Goal of the exercise — Where a line of the data below has the string "selected", copy that line.

Collected data —
┄┄┄┄┄┄

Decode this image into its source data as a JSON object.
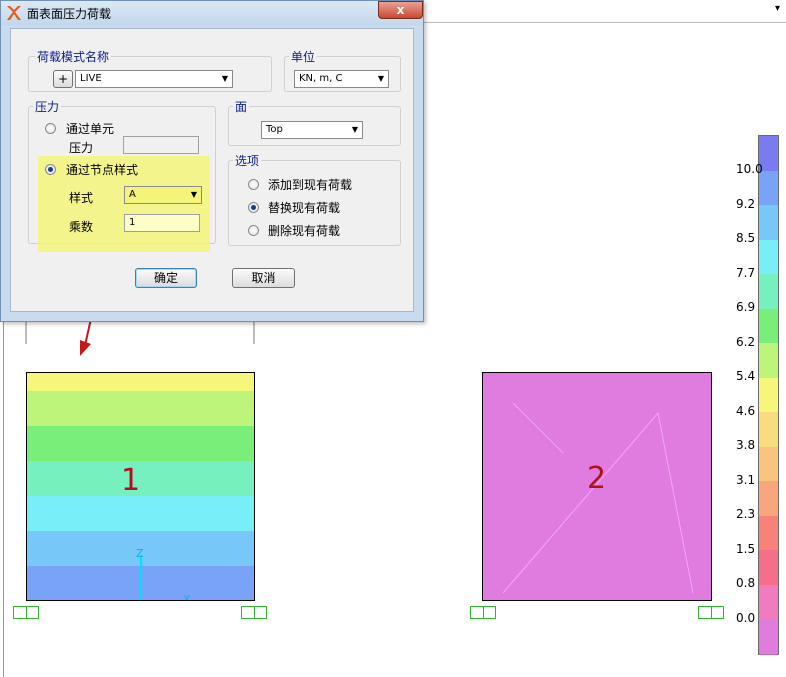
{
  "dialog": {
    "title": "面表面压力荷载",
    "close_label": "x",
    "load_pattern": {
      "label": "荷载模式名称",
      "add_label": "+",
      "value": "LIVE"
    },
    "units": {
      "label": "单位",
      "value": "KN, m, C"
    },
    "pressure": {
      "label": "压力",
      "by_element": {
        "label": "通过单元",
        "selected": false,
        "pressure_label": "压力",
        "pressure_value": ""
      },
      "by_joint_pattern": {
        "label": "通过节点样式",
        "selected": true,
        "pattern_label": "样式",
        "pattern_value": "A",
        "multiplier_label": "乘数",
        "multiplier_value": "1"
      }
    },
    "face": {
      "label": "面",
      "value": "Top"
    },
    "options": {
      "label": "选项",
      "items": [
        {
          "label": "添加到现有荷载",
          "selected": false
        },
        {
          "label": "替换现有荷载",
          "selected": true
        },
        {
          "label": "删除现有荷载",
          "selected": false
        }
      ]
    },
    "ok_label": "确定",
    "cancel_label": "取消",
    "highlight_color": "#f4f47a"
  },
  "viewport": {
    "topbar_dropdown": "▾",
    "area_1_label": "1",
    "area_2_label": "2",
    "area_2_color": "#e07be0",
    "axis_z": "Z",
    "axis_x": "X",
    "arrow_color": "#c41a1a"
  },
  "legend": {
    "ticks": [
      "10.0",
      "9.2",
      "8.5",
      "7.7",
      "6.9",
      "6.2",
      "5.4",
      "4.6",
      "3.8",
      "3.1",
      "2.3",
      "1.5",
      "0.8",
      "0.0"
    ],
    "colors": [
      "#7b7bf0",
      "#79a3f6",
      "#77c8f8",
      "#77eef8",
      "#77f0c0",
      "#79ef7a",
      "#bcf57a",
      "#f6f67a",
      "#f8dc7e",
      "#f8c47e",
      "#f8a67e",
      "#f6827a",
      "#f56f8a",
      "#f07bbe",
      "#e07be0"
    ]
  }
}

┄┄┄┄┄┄

Solved problem —
        "selected": false,
        "selected": true,
          "selected": false
          "selected": true
          "selected": false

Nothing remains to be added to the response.